In 2007, ParticipACTION was relaunched in Canada with the goal of inspiring and supporting active living and sport participation for Canadians. The focus of ParticipACTION is on social marketing initiatives The objective of the proposed internship is to take advantage of data collected through internal evaluations commissioned by ParticipACTION of two national campaigns – Teen Challenge, and Sports Day in Canada, and address a number of knowledge gaps in the physical activity research field.
Being physically active is associated with many health benefits. To help guide people on how much activity they need for optimal health, the Canadian Society for Exercise Physiology developed new Canadian Physical Activity Guidelines for all age groups. Specifically, this work will look at assessment, awareness, and uptake of the new guidelines as it relates to Canadians, their families, and their health care providers.
The post-doctoral fellow will act as an academic liaison between the Stratford Festival’s Education Department and the University of Waterloo, including contributing to the Games Institute’s joint project on a series of Shakespeare-themed video games and apps, academic support for future Festival artistic endeavours, and development of the Education Department’s distribution materials. The Festival will benefit from a development of new games, collection of metadata, and dramaturgical support.
The proposed research project aims to investigate the effect overstriding of running gait modification during running has on the incidence of running-related injuries. A comparison of key variables will be performed on an instrumented treadmill and overground. Correlation between overstriding and other biomechanical and muscle activationkinematic and spatiotemporal variables with kinetic and injury incidence outcomes will be measured and a gait retraining program will be developed and implemented to address these known injury risk factors.
This research proposal involves a series of investigations that use advanced techniques to evaluate human movement and muscle activity in elite sports in an attempt to create feedback tools useful to athletes and coaches to improve performance. It has been difficult to collect human movement data on elite cyclists and rowers in training and competition. However, recent advances in wireless technology and analysis techniques have provided substantial useful information for elite cycling in real world environments.
Roller-massager is a convenient tool that uses upper body strength (rather than body weight) to move the roller across a muscle to imitate massage effects. Massage has been used to remove the knots and tensions sometimes found in muscle that can lead to pain and stiffness. It is not known if a roller massager can on its own or when used with massage can help alleviate the pain and stiffness associated with these muscle restrictions (knots or cramps). To date there are no published studies to validate the effectiveness of the roller massager.

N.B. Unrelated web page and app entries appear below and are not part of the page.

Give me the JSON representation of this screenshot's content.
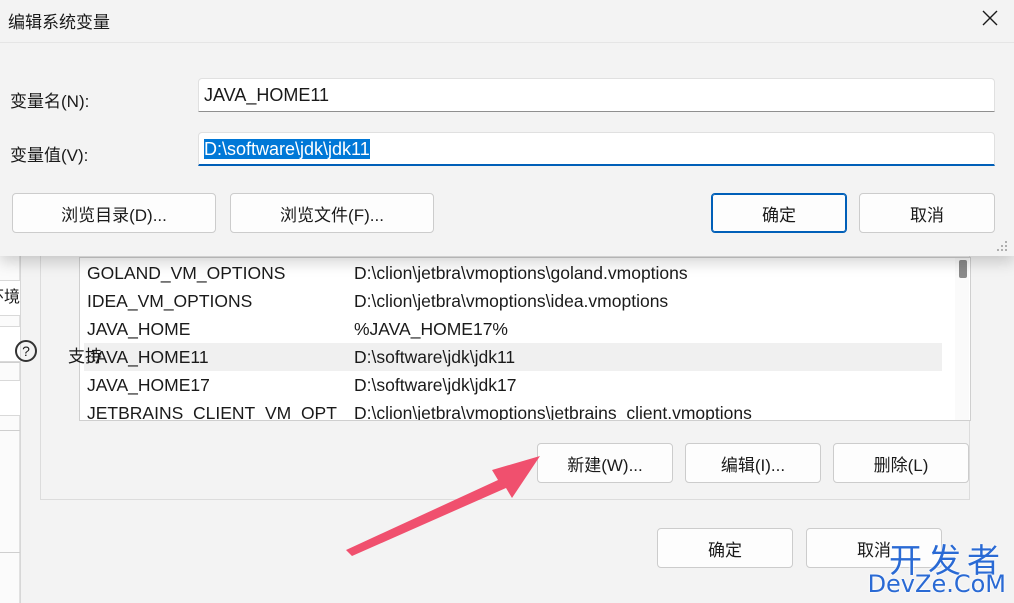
{
  "dialog": {
    "title": "编辑系统变量",
    "name_label": "变量名(N):",
    "name_value": "JAVA_HOME11",
    "value_label": "变量值(V):",
    "value_value": "D:\\software\\jdk\\jdk11",
    "browse_dir_label": "浏览目录(D)...",
    "browse_file_label": "浏览文件(F)...",
    "ok_label": "确定",
    "cancel_label": "取消"
  },
  "background": {
    "left_clip_text": "环境",
    "system_vars": {
      "rows": [
        {
          "name": "GOLAND_VM_OPTIONS",
          "value": "D:\\clion\\jetbra\\vmoptions\\goland.vmoptions",
          "selected": false
        },
        {
          "name": "IDEA_VM_OPTIONS",
          "value": "D:\\clion\\jetbra\\vmoptions\\idea.vmoptions",
          "selected": false
        },
        {
          "name": "JAVA_HOME",
          "value": "%JAVA_HOME17%",
          "selected": false
        },
        {
          "name": "JAVA_HOME11",
          "value": "D:\\software\\jdk\\jdk11",
          "selected": true
        },
        {
          "name": "JAVA_HOME17",
          "value": "D:\\software\\jdk\\jdk17",
          "selected": false
        },
        {
          "name": "JETBRAINS_CLIENT_VM_OPT",
          "value": "D:\\clion\\jetbra\\vmoptions\\jetbrains_client.vmoptions",
          "selected": false
        }
      ],
      "new_label": "新建(W)...",
      "edit_label": "编辑(I)...",
      "delete_label": "删除(L)"
    },
    "ok_label": "确定",
    "cancel_label": "取消",
    "help_icon_glyph": "?",
    "help_text": "支持"
  },
  "watermark": {
    "top": "开发者",
    "bottom": "DevZe.CoM"
  },
  "colors": {
    "accent": "#005fb8",
    "selection": "#0078d7",
    "arrow": "#f0506e",
    "watermark": "#2a6ad4"
  },
  "icons": {
    "close": "close-icon",
    "help": "help-circle-icon",
    "annotation": "arrow-icon",
    "resize": "resize-grip-icon"
  }
}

This project represents the initial step in a larger project, the development of a “Healthy Body Scorecard” which will allow for more comprehensive and holistic approach to measurement and classification of health in children. This particular project will involve an in depth review of current literature in order to identify the various forms of health measurement and the factors and behaviors associated with each. This project as a whole will be of significant benefit to the Sandbox Project and McDonalds Restaurants of Canada, the industry partner for this research.
Currently, the staff of the Canadian Centre for Ethics in Sport (CCES) is uncertain of how Canadian athletes, coaches, and members of the Canadian sport community perceives their efforts and programs. This research will identify if the current policies and procedures for anti-doping rule violations reflect the CCES in a positive (advocate for athletes and Canadian sport) or negative (enforcer of rules) role. This proposed research looks to examine how stakeholders view the role of CCES and whether or not their perceptions of the CCES are positive or negative.